The problem: From the records below, copy out each line that has the word "screenshot".

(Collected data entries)
--- START ---

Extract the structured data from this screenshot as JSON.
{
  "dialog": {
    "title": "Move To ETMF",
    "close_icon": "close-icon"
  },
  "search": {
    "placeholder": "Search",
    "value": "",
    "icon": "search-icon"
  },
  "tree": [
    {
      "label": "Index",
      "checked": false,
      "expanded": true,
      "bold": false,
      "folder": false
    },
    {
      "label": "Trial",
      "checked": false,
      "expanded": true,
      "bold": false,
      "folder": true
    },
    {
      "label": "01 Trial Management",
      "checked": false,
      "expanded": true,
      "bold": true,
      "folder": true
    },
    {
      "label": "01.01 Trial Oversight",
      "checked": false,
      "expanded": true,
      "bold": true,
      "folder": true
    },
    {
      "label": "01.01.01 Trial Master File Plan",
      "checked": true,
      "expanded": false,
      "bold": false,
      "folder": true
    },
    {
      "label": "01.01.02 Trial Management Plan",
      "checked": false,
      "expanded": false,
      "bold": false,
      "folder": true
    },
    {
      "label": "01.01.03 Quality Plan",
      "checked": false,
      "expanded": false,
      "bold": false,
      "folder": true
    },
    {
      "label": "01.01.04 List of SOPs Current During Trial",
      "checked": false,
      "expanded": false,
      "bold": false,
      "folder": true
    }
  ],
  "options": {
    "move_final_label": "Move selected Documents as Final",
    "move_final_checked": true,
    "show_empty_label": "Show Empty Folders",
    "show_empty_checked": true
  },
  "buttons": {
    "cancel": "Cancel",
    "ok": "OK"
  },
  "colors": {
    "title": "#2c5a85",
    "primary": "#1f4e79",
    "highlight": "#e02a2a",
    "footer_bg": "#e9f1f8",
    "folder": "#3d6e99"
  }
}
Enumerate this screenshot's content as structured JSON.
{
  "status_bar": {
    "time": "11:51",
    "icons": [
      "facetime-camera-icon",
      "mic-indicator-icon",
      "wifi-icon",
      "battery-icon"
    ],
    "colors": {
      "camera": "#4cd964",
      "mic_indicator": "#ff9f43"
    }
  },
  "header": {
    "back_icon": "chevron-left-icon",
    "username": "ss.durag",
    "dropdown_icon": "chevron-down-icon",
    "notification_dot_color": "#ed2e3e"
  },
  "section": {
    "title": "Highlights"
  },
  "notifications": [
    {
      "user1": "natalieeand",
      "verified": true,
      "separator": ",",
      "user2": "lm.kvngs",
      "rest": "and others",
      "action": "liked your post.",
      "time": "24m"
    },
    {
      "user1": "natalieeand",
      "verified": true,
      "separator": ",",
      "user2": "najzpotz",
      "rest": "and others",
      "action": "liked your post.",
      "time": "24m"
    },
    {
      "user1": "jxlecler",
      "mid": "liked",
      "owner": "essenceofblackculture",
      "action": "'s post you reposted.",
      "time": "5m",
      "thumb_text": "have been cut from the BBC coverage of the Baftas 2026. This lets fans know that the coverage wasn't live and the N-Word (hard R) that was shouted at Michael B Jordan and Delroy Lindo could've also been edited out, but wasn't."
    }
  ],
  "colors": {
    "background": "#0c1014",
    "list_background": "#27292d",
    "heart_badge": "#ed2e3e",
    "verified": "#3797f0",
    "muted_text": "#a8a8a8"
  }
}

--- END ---

Solution for this task:
Extract the structured data from this screenshot as JSON.
Enumerate this screenshot's content as structured JSON.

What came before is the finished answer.